Note: The wordpress-fpm will use it's link to mysql to build a wp-config.php file for you when it is first run, configuring the basic options like database connection information and security keys. Now while this won't work for all sites, it will work for most, so look into using a custom wp-config.php if you run into issues

-v [host-dir]:[container-dir] lets you map a directory in the host environment to a volume in the Docker container, sharing whatever exists in that directory between the two. Each can have the possibility of writing to it (and usually do), so be careful here. The benefit of creating a volume in this manner is that you can recreate the container at a later time and will be able to reuse any data created/used by that container. This is great for WordPress sites for things like uploads where it is nice when they don't go missing. Boo 404's! --volumes-from [container-name] works with a linked container to share a volume between the two. Here, nginx-fpm will try to serve requested URLs from nginx before sending the request to PHP-FPM/Wordpress to handle, helping speed up your response times considering nginx is better at serving static files than PHP-FPM.

5. Virtual Host Your Port 80 aka Time for Magic

At this point, you should have these three containers running on your host (your container ID's will be different, you'll see more information. I stripped some out for readability here):

$ docker ps
CONTAINER ID        IMAGE                           NAMES
f34fb2b343b1        slogsdon/nginx-fpm:latest       nginx-fpm
c6ded963bd1c        slogsdon/wordpress-fpm:latest   wordpress-fpm
936cacc00be0        mariadb:latest                  mysql

You should also be able to venture to http://[you-ip-here]:12345 and see something that resembles a WordPress site. That's great and all, but do you want your visitors to have to remember that port number? I don't think so. The fix for this is to use something to multiplex requests to port 80 (standard HTTP) based on domain name.

For that, we look to nginx once again, and specifically, the jwilder/nginx-proxy Docker image. jwilder/nginx-proxy is where the magic happens thanks to its volume that gives it access to your host's Docker socket, allowing it to listen to Docker's events (like when containers start) and the options passed to them (like environment variables). It uses this information to recreate nginx virtual host configs on the fly when it sees a VIRTUAL_HOST environment variable attached to a container, and along with an exposed port (-p [exposed-port]:[port-in-container]), routes requests to your domain to the correct Docker container. Let's give it a go.

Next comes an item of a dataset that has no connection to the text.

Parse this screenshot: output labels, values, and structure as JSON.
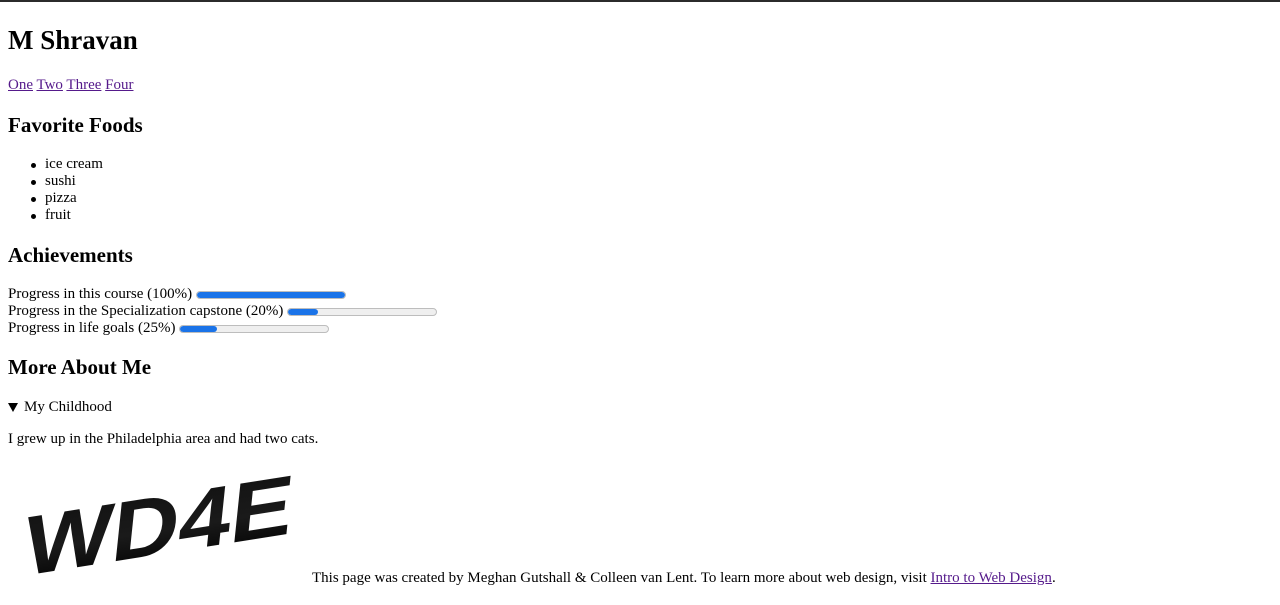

$ docker run -d --name nginx-proxy \
                --restart always \
                -v /var/run/docker.sock:/tmp/docker.sock \
                -p 80:80 \

The nginx-proxy is now listening on port 80, and for any request to, it sends those requests to the nginx-fpm container to serve! With such a generalized reverse proxy, you can keep a single container like nginx-proxy listening on port 80 and have multiple containers (sites) running on other ports and domains, and no one else would be the wiser. Each site would be running in its own environment, adding a small layer of security in case one of those sites gets compromised.

Wrap Up

This is merely a peak into what's possible with WordPress and Docker, even though this post ended up fairly dense. Techniques like this are similar to those used by the big names in WordPress hosting, but if you're a smaller reseller/webmaster, this can help lower your hard costs while maintaining a better level of service for your customers.

If this interested you, keep reading into Docker's documentation to get to know the technology and any gotchas when running this stuff in production.